• Exercise description
Return every line of the listing that includes the string "course".

• Exercise input

+++

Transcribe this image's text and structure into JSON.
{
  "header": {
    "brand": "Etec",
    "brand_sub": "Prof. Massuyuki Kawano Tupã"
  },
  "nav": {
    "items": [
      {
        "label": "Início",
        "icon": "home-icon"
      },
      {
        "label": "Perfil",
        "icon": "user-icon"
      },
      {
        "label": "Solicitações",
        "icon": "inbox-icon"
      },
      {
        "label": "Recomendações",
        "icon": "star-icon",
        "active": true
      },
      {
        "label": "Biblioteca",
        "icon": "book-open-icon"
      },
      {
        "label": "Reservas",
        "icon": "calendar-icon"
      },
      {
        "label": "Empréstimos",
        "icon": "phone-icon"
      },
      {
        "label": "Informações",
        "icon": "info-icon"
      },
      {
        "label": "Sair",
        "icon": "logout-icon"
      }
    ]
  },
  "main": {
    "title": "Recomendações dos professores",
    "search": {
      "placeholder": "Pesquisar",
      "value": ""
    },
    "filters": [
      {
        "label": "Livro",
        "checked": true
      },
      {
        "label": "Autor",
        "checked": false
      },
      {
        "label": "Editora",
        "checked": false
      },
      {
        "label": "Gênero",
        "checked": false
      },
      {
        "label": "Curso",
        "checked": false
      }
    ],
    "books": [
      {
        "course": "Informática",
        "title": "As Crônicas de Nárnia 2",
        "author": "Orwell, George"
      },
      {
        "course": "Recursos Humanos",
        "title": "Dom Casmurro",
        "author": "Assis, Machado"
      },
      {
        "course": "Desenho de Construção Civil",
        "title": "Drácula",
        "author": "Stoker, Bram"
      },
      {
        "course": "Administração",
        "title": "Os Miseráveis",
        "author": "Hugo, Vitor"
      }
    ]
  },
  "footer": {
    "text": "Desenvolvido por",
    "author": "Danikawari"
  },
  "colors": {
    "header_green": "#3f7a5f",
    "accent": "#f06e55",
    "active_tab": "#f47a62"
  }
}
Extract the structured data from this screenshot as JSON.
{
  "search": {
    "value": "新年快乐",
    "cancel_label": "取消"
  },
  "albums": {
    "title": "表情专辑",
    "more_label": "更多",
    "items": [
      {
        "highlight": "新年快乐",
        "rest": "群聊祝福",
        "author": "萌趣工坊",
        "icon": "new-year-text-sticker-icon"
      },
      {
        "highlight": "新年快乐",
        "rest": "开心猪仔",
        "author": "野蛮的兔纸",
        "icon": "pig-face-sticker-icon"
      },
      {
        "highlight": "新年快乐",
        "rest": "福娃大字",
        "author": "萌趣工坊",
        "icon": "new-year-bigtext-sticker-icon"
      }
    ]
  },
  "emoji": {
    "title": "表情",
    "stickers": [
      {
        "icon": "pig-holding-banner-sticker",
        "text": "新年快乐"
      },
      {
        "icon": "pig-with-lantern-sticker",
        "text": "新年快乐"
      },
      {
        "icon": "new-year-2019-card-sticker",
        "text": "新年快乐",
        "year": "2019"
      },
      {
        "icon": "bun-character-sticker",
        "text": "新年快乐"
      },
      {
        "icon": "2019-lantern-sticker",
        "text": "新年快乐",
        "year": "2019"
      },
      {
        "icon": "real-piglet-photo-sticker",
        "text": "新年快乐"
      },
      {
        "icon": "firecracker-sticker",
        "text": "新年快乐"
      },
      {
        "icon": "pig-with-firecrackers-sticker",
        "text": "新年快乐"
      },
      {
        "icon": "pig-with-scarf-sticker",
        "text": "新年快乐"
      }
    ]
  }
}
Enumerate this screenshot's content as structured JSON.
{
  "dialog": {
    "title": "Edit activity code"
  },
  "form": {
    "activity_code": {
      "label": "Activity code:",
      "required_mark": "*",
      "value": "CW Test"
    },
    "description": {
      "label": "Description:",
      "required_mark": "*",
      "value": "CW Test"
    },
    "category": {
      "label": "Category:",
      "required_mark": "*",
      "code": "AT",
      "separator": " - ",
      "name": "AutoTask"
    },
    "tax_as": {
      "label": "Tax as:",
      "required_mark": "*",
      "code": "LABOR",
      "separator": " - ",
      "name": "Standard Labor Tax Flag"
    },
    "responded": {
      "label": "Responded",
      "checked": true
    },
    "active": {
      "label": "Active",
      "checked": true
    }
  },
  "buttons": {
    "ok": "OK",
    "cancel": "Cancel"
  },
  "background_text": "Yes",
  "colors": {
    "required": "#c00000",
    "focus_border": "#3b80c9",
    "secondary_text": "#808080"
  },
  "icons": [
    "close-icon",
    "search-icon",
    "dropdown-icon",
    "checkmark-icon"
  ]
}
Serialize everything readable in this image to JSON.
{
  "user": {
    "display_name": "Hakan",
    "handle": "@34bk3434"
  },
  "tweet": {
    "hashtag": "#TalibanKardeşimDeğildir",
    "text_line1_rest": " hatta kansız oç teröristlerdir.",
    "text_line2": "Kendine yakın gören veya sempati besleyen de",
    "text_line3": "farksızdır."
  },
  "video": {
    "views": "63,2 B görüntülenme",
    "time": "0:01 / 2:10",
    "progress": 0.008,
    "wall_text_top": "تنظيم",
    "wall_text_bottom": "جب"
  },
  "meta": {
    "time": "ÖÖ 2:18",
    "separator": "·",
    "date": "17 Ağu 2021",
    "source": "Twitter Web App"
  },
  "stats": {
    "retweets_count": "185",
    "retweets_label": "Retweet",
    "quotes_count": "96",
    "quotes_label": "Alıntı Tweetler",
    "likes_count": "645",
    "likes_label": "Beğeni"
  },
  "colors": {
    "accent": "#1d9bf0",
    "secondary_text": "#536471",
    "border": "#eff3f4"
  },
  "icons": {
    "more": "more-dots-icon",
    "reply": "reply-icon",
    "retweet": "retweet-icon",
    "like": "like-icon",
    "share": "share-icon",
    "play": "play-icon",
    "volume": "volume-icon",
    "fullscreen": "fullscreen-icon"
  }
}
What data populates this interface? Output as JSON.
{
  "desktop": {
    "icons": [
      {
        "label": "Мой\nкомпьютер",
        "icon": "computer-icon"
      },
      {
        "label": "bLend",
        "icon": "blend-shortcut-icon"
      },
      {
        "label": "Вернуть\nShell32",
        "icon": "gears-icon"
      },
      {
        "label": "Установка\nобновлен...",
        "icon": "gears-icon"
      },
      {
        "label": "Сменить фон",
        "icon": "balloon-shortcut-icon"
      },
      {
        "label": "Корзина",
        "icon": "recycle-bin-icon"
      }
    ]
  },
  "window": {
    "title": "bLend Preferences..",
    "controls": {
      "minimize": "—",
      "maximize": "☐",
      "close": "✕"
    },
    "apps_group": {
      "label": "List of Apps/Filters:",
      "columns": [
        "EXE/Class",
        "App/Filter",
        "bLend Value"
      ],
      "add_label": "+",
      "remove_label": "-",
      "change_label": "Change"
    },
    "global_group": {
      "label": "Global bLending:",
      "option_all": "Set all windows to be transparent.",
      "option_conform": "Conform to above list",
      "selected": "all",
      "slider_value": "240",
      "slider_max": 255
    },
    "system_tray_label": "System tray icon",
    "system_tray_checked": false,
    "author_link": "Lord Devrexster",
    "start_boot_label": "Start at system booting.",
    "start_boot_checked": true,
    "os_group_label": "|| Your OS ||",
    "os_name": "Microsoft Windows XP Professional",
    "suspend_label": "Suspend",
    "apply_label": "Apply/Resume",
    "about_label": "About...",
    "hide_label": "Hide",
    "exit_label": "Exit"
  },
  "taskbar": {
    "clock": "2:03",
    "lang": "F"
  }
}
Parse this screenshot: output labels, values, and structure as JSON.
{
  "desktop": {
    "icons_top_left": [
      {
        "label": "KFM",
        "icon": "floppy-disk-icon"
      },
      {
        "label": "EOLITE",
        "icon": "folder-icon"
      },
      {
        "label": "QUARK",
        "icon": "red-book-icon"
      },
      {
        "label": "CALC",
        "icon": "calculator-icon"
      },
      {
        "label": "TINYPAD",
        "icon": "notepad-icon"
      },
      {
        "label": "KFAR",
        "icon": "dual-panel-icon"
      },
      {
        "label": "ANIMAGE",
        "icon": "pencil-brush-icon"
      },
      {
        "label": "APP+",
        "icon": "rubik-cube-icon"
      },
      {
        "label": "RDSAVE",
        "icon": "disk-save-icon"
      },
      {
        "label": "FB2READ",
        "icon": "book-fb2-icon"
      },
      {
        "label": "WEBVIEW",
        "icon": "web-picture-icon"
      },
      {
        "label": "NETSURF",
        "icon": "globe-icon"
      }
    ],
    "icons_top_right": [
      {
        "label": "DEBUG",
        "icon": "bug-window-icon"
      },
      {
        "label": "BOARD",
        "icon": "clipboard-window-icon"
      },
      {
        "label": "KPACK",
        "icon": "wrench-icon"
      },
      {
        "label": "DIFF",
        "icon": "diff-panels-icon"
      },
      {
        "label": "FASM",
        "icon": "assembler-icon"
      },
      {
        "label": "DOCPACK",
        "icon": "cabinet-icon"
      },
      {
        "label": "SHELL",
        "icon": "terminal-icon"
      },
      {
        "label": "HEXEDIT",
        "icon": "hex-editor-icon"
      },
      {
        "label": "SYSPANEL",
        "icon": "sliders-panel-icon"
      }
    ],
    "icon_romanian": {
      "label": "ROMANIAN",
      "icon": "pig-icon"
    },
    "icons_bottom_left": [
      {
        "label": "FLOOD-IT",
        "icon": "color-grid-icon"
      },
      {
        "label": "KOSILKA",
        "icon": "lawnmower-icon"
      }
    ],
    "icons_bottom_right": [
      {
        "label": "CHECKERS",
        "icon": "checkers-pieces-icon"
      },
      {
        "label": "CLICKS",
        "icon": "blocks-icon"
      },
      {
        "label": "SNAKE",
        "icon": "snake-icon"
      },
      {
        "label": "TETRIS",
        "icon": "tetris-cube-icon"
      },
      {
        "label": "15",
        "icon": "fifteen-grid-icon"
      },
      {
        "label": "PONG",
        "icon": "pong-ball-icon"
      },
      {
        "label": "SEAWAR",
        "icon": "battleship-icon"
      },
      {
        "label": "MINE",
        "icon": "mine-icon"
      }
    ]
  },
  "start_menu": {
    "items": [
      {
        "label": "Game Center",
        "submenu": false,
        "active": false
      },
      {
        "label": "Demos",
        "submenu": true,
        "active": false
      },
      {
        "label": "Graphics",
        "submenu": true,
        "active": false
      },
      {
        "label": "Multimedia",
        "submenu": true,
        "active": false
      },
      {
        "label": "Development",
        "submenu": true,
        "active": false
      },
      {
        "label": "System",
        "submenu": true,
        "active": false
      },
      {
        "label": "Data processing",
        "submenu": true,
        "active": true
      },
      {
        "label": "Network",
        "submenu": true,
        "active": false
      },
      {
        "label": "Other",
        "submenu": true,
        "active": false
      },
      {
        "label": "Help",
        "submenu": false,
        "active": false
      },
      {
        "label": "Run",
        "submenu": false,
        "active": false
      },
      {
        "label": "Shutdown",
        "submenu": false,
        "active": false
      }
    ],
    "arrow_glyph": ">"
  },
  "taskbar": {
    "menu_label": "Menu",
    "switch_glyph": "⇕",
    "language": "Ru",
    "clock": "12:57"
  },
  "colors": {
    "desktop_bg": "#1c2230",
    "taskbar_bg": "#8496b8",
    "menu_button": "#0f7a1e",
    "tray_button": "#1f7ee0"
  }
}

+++

• Task output
        "course": "Informática",
        "course": "Recursos Humanos",
        "course": "Desenho de Construção Civil",
        "course": "Administração",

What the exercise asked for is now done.